# One-dimensional Hausdorff measure of preimages

Let $$\Omega$$ be an open subset of $$\mathbf{R}^n$$. For a mapping $$f: \Omega\to \bf{R}^n$$, what kind of condition ensures that the one-dimensional Hausdorff measure of $$f^{-1}(E)$$ is zero whenever $$E$$ is of zero one-dimensional Hausdorff measure zero. Note that f is not assumed to be a homeomorphism.

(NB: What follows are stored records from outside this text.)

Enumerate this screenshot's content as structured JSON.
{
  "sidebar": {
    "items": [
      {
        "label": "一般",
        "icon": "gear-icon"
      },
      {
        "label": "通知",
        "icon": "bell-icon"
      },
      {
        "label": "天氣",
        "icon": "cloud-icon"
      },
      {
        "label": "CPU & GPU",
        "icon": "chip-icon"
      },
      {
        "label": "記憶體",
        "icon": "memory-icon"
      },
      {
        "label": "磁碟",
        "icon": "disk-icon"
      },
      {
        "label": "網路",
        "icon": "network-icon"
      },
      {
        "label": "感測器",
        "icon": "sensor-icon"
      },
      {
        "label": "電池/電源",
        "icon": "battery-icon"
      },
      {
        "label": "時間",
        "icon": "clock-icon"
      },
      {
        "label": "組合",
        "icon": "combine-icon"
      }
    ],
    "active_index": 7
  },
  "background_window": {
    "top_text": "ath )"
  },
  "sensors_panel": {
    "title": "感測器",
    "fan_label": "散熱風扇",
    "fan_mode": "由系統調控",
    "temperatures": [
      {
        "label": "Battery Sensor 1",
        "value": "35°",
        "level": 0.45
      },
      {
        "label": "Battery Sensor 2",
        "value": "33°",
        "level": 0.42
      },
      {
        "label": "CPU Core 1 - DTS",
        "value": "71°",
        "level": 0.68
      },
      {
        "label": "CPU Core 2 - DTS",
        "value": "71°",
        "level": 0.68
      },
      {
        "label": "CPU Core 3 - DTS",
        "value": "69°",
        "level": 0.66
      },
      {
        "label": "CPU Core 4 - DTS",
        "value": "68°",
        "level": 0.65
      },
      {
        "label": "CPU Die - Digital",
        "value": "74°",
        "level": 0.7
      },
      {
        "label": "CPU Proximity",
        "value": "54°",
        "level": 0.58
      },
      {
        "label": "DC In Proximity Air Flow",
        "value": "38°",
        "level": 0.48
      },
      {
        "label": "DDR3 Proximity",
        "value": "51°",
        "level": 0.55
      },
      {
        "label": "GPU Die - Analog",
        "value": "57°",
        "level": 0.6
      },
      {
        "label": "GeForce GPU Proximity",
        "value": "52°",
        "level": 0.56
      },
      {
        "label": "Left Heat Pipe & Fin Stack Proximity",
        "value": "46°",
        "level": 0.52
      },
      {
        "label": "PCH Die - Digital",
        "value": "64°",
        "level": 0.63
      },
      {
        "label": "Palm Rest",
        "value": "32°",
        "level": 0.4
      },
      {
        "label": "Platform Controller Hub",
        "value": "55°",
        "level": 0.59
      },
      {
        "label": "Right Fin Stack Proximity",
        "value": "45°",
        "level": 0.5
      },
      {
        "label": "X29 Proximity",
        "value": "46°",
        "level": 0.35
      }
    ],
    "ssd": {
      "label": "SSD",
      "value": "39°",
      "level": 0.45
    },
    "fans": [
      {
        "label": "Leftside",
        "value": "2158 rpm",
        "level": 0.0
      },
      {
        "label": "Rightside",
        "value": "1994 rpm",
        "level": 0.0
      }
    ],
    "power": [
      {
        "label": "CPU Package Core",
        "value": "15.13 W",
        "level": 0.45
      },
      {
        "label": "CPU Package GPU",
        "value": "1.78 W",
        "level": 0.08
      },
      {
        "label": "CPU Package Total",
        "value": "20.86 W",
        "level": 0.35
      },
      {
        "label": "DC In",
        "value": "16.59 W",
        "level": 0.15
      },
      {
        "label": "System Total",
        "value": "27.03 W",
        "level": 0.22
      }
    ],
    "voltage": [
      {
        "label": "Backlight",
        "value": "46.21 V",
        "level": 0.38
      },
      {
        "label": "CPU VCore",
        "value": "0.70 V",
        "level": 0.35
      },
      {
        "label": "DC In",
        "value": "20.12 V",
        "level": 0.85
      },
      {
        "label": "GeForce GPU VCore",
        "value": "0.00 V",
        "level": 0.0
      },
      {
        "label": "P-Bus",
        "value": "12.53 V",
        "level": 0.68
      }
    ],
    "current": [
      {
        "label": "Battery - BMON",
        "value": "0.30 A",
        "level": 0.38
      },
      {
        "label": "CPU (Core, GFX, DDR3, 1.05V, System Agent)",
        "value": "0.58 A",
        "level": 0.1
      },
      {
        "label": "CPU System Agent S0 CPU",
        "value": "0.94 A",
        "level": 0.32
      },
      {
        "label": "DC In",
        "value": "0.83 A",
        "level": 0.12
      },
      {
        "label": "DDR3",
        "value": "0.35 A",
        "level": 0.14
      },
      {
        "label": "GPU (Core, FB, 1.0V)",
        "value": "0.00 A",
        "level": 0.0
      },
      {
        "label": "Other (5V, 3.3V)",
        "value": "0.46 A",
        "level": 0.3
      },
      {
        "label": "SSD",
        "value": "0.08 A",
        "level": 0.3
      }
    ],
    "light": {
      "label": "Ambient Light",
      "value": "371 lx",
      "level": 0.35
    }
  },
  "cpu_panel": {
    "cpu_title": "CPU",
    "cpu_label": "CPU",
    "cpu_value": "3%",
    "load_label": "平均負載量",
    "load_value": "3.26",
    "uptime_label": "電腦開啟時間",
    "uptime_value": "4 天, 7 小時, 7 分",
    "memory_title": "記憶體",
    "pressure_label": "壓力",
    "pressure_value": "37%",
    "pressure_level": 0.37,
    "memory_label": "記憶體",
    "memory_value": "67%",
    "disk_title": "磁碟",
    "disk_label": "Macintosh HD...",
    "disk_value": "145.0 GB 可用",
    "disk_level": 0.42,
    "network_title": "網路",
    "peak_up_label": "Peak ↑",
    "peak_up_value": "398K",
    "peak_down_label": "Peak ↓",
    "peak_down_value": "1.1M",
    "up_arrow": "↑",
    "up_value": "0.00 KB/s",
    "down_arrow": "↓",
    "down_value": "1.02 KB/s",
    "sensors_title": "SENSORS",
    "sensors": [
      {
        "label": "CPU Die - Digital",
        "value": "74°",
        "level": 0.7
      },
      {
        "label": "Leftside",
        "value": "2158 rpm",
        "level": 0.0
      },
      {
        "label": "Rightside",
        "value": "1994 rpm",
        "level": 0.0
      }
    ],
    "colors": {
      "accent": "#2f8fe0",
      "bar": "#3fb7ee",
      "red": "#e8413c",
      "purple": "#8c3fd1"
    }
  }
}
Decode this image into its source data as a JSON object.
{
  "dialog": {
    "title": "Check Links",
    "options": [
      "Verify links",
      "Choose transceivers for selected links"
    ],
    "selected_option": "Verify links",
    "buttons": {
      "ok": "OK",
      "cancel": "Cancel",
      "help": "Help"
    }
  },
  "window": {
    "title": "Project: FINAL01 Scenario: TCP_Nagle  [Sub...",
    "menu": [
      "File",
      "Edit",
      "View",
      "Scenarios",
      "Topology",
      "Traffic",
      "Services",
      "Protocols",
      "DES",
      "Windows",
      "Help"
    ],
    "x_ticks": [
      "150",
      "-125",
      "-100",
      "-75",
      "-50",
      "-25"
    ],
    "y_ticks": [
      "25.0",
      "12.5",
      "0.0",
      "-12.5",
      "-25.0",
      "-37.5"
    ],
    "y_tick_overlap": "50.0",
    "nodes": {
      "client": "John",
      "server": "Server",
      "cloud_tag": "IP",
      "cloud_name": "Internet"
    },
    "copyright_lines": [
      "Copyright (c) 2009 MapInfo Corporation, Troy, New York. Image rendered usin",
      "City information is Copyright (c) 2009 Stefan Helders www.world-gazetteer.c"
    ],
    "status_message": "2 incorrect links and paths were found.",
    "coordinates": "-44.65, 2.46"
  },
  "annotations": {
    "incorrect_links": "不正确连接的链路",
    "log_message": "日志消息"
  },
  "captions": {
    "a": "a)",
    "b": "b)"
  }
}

• What is $\Omega$ here? Dec 5, 2012 at 15:02
• Since $f: \Omega \to \mathbb{R}^N$, $f^{-1}:f(\Omega) \to \Omega$, so if $E \subset f(\Omega)$, we should not be measuring the 1-D lebesgue measure, but rather the 1-D Hausdorff measure $H^1$. Dec 5, 2012 at 17:32
• Yes, you are right. It is better to use the Hausdorff measure H^1. \Omega is a domain in \bR^n and f is not necessarily to be a homeomorphism here. Dec 6, 2012 at 8:11
• This is the worst question title in the history of Math Overflow. It provides literally no information about what the question is about. Dec 6, 2012 at 12:14
• @arsmath after almost 7 years of hard thinking I changed to a more informative title
– YCor
Nov 15, 2019 at 9:10

A good start might be to investigate the situation on maps $f:[0,1] \to \mathbb{R}$ with the Lebesgue measure in both places.
There is also a related notion, called Lusin's N property, which means $f$ takes sets of measure zero into sets of measure zero (as opposed to $f^{-1}$, as you desire). This is a quality of Lipschitz functions that Sobolev functions also inherit, and is necessary to satisfy the fundamental theorem of Calculus (along with being differentiable a.e., etc.).
• In the one-dimensional case suggested in this answer, the image measure (also called push-forward) $f_\ast\lambda (E) = \lambda(f^{-1}(E))$ is dominated by $\lambda$ hence, by Radon-Nikodym, it has a density. This may help to get something more concrete in particular cases. A problem with the higher dimensional case is that the one-dimensional Hausdorff measure is not $\sigma$-finite and Radon-Nikodym is not applicable. Dec 7, 2012 at 13:05